When people encounter stimulation e.g. from a product in the offline world, the brain perceives information and integrates them into multisensory representations, like texture or sound to store them in our memory. This is resulting in a strong connection between the product image and its multisensory depictions, which later can trigger spontaneous perceptual re-enactments (a form of mental imagery). In the online environment, when consumers see an image of the product, they will associate it with their multisensory representations, automatically. More specifically, this means that when customers observe product-related images on websites, sensory expectations might be defined and e.g. the need for touch is offset. Other sensory inputs like sound can act the same way, for example, the use of sound to induce virtual sensation.

According to this theory, marketers can create and display images of food in a way that they stimulate mental images of its texture, smell and even flavour. By activating the customers’ senses, the evaluation of the product can be enhanced. Furthermore, introducing dynamic images or mental simulations by changing the perspective from where the product is viewed can make the product evaluation more immersive, even though only viewing the images on the screen. 3D images can create such a simulation too, when the customer can interact with the product, by dragging, rotating, zooming in or out – this results in more vivid mental images of interaction in the mind.

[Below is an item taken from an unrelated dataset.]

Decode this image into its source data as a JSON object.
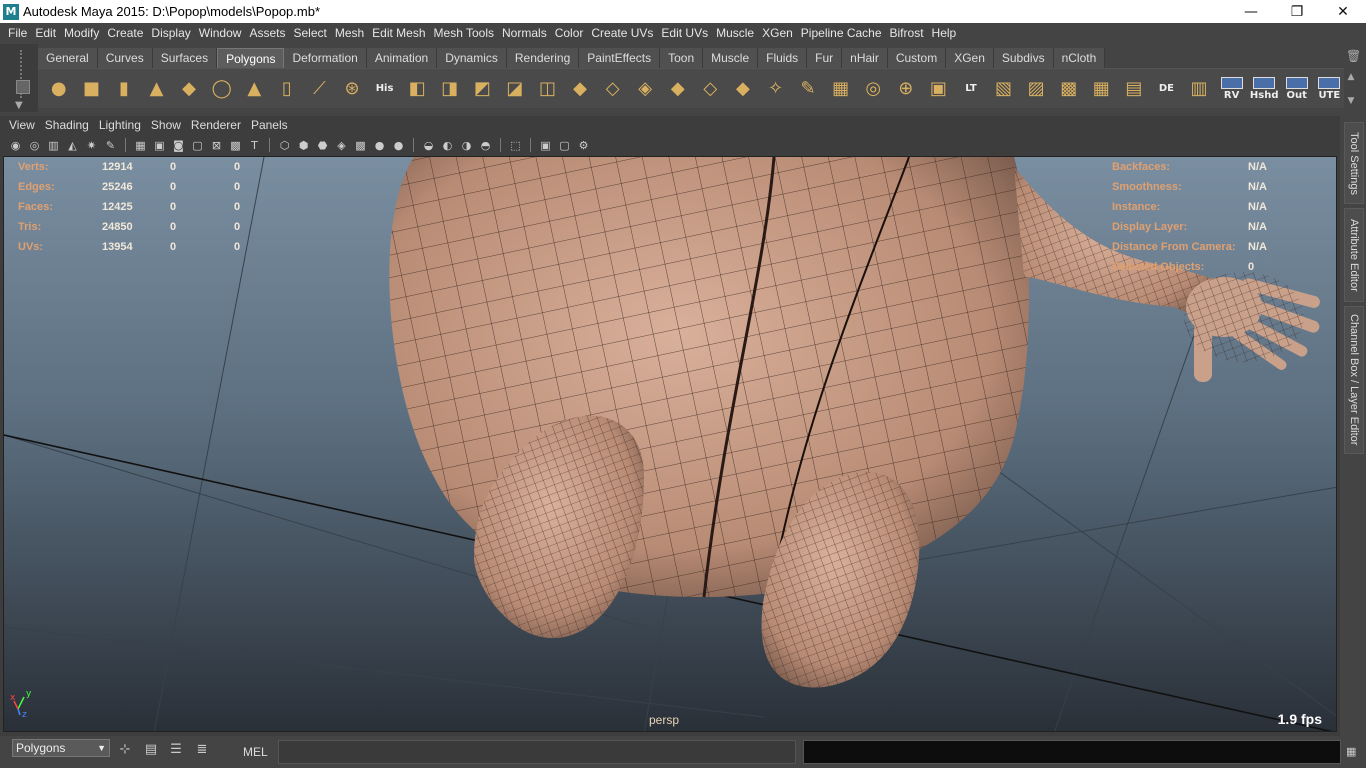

As specific consumers feel an unconscious need for touch before making the decision of buying a product, the haptic sensory (texture, weight, temperature) plays an important role in online environments. Depending strongly on the product type, differentiating between touchscreens and mice can be key. Direct touch effects, like pinching and scrunching materials, are to enhance interaction, thus results in higher user engagement.

When it comes to customers’ attention online, ensuring congruency between visual product features and other sensory attributes will make the product stand out. A significant product feature, like lightweight, can be expressed by presenting the object in light colours on the upper part of visual fields. Semantic congruency can also affect visual search. Customers find products easier in the online environment when the colour of the packaging can be associated with e.g. the taste of the product. Since these cross-modal associations can be culturally determined, visual and audio features should be adapted to targeted customer groups.

Mediating consumer experience excellently, through multisensory inputs is key to successful online engagement. Atmospherics created by sensory indications (colour, lighting, placement, music, etc.) have been shown to influence the behaviour of customers through their emotional reactions. Besides, with the help of multisensory information consumers become more confident in their choices, consequently, it increases the likelihood of them buying a product.

Therefore, the answer to the question of whether marketers can engage with consumers’ senses in the online world, is a strong YES. Not only it is possible, but it is now a necessity for them to stand out in the crowded space of online retailers.

Finding the right balance of using different multisensory information is challenging for any passionate marketer. Proven methods depending on the product, service, and environment have been developed and tested in diverse scenarios.

Do you want to be a part of defining the future of digital sensory marketing together?


Christina Hoffmann


Reference: O. Petita, C. Velascob, Ch. Spence (2018): Digital Sensory Marketing: Integrating New Technologies Into Multisensory Online Experience